MG Rover boss destroyed files as investigators sent

News

MG Rover boss destroyed files as investigators sent

Bill Goodwin

A senior director of MG Rover bought off-the-shelf computer software to destroy critical financial documents the day after the government appointed inspectors to investigate the company's collapse.

Peter Beale, one of the Phoenix 4, the group brought in to rescue the troubled car maker, used file deletion software to deep clean the hard disk of his laptop, it was revealed today.

His actions made it impossible for investigators to recover sensitive documents which may have shed light on the collapse of the company, according to an 830 page report on the affairs of Phoenix Venture Holdings Limited, MG Rover Group Limited.

The disclosures follow a 4 year investigation into the company which collapsed with the loss of 6,500 jobs in 2005 owing creditors nearly £1.3 billion. The report criticises Beale, and 3 other directors of Pheonix Venture Holdings for awarding themselves pay and pensions worth £42 million, which were "out of all proportion".

Investigators relied heavily on computer evidence during the £16 million inquiry. Forensic investigators took images of hard disks from the group's servers and over 100 computers used by company staff.

The inquiry found Beale bought a single license for a copy of software known as Evidence Eliminator the day after the enquiry was announced.

The software, according to advertisements, is "designed, tested, and proven to defeat the forensic analysis equipment used by police and government agencies".

Beale used the package to delete ten documents in a folder called "MG Rover" on his desktop computer, investigators found.

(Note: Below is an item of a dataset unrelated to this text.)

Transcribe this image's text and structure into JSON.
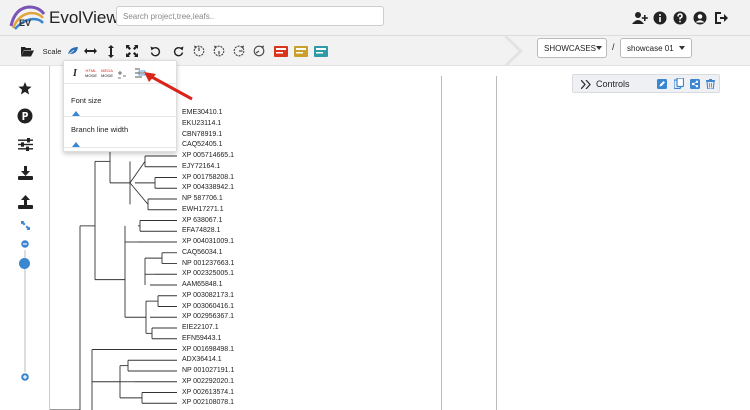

One document included details of the income and benefits received by MG Rover Chairman John Towers. Others contained details of the net assets belonging to other MG Rover directors.

Nine of the documents were likely to have been created to secure a government loan or contained accounting information relation to a company under investigation, according to the report.

"It appears to us that all ten documents are likely to have related to one or more of the companies under investigation and to have been relevant to the investigation," it says.

The report calls into question the explanations Beale gave to inspectors over his use of the software package, concluding that Beale gave "untruthful evidence".

Beale told investigators in an interview that any suggestion that there was a link between him buying Evidence Eliminator and the Department of Trade and Industry was "absolutely false".

"I had no concept at the time of what the DTI investigation would look like and I was subsequently absolutely astounded that such things would even be looked at, such as my own laptop," he said.

However, comments made by Beale in a draft witness statement give a different explantion, the report says.

Beale wrote, "When I heard that the Inspectors had been appointed I thought that there might be a possibility that the Inspectors would want to view documents on my laptop as part of the investigation process...

"I decided that I would delete personal documents from my laptop as I did not want the personal documents on my computer to be viewed by those conducting the investigations into the PVH Group's affairs.

"I realised that, even though I had deleted my personal documents, there was a possibility that the Inspectors might use some form of forensic technology to recover deleted items and that, if they did, they might recover some of my personal documents."

Beale told interviewers that he used programs to clear up his disk on a regular basis and did not buy the software "to suddently delete lots of things".

Investigators were unable to find traces of these programs on his laptop and have called into question Beale's claims that the documents he deleted were personal rather than business related.

 

Untruthful evidence 
 

The report states:

We consider that Mr Beale gave untruthful evidence during his interviews that:

  • There was no connection between our appointment and his installation of Evidence Eliminator
  • He had "no concept at that time [i.e. in June 2005] of what the DTI investigation would look like" and, in particular, was unaware that in the course of our investigations we might examine his computer
  • He could not recall the sequence of events between his learning of our appointment and the purchase, installation and running of Evidence Eliminator
  • He behaved no differently in June 2005 to any other time as he had, in previous years, routinely used programs to "clean up [his] disk" and, in particular, did not acquire software "to suddenly delete lots of things on [his] computer"
  • He had not deleted from his laptop any documents relating to the companies under investigation

 

 


Email Alerts

Register now to receive ComputerWeekly.com IT-related news, guides and more, delivered to your inbox.
By submitting you agree to receive email from TechTarget and its partners. If you reside outside of the United States, you consent to having your personal data transferred to and processed in the United States. Privacy
 

COMMENTS powered by Disqus  //  Commenting policy